__RECORDS PROVIDED__.
+--
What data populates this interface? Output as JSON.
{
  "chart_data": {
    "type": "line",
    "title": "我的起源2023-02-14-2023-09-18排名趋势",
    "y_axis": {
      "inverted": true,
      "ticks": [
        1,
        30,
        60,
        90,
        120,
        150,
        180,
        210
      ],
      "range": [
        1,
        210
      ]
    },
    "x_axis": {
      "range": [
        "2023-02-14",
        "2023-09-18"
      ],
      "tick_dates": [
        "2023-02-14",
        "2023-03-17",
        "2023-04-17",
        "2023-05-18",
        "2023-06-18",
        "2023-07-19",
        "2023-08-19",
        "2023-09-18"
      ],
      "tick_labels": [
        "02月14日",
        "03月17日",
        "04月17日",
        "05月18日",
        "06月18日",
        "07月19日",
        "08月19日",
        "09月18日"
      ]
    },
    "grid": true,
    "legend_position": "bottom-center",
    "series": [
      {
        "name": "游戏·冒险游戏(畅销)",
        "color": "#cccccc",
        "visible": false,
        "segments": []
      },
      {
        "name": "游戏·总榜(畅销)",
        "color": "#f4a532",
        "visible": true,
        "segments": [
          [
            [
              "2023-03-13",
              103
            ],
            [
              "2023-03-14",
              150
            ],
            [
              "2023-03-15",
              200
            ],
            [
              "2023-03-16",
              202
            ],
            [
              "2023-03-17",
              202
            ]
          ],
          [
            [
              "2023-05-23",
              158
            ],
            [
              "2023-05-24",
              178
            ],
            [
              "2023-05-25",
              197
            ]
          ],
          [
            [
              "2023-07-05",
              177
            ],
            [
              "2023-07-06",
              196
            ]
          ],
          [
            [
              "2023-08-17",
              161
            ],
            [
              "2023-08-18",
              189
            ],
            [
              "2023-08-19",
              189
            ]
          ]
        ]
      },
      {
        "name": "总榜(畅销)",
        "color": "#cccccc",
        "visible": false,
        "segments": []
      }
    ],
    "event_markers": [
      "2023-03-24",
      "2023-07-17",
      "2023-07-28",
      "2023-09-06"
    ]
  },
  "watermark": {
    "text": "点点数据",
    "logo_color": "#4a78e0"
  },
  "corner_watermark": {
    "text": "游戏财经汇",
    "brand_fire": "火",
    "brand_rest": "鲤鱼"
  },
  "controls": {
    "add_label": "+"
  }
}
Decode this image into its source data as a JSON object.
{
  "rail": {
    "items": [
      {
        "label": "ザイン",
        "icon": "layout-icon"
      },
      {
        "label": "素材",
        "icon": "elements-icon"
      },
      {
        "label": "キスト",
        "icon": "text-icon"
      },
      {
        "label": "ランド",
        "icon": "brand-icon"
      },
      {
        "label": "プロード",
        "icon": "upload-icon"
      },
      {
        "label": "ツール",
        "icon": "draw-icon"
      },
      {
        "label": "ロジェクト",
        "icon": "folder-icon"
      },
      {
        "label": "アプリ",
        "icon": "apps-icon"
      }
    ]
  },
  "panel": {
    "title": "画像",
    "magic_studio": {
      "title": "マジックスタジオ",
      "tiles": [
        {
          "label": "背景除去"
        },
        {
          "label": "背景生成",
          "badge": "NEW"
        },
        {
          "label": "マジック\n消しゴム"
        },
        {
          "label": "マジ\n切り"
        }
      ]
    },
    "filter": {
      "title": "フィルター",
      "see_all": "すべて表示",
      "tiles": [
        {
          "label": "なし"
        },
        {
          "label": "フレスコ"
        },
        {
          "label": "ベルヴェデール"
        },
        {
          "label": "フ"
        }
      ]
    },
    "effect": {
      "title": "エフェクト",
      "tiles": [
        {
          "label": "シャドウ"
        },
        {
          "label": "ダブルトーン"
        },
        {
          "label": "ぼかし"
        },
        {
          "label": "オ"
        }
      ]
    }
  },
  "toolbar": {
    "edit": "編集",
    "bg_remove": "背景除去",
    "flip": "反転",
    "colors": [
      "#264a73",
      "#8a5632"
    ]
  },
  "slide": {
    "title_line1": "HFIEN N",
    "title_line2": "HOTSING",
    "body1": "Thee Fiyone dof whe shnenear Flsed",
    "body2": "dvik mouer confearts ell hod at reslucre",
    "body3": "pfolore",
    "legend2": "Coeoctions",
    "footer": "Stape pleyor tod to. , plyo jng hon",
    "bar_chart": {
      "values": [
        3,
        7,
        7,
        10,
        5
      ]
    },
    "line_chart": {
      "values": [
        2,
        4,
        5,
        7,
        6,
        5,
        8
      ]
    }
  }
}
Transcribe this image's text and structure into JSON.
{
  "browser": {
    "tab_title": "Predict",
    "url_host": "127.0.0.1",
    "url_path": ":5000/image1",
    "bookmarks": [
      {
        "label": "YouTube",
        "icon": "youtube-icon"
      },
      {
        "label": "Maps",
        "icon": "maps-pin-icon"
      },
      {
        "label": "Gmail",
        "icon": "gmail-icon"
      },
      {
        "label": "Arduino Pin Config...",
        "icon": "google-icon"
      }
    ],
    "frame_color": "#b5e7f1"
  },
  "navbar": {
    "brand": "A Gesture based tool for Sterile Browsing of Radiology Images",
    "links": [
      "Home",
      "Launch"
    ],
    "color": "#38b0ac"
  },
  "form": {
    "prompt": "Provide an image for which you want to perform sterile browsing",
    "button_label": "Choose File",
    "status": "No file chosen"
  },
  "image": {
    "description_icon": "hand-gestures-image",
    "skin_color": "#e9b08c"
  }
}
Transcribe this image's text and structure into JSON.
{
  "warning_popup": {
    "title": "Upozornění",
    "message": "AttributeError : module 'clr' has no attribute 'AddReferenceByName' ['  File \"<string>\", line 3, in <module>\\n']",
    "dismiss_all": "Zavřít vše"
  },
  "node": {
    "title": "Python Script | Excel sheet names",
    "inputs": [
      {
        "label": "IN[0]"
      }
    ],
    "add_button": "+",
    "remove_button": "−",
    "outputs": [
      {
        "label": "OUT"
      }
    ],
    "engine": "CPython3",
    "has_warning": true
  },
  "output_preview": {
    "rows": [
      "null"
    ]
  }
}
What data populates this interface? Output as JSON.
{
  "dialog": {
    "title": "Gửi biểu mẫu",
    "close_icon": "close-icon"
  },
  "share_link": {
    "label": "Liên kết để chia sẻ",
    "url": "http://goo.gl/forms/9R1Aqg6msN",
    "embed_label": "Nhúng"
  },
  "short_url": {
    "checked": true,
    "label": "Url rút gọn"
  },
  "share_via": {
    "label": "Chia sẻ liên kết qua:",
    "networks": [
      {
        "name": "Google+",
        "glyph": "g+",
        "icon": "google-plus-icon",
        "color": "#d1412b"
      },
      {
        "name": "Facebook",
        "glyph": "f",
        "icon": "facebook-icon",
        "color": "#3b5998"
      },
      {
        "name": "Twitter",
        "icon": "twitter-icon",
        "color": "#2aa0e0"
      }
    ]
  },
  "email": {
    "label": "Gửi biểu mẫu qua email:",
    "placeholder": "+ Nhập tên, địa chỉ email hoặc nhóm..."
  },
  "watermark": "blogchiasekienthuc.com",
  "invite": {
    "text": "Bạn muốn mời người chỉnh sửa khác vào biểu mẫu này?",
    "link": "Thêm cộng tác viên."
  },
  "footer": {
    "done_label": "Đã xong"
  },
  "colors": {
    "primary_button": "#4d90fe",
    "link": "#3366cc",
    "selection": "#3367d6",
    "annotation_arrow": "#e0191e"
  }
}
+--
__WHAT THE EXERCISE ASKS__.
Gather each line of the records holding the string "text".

__ANSWER TO THIS EXERCISE__.
    "text": "点点数据",
    "text": "游戏财经汇",
        "icon": "text-icon"
Transcribe this image's text and structure into JSON.
Transcribe this image's text and structure into JSON.
    "text": "Bạn muốn mời người chỉnh sửa khác vào biểu mẫu này?",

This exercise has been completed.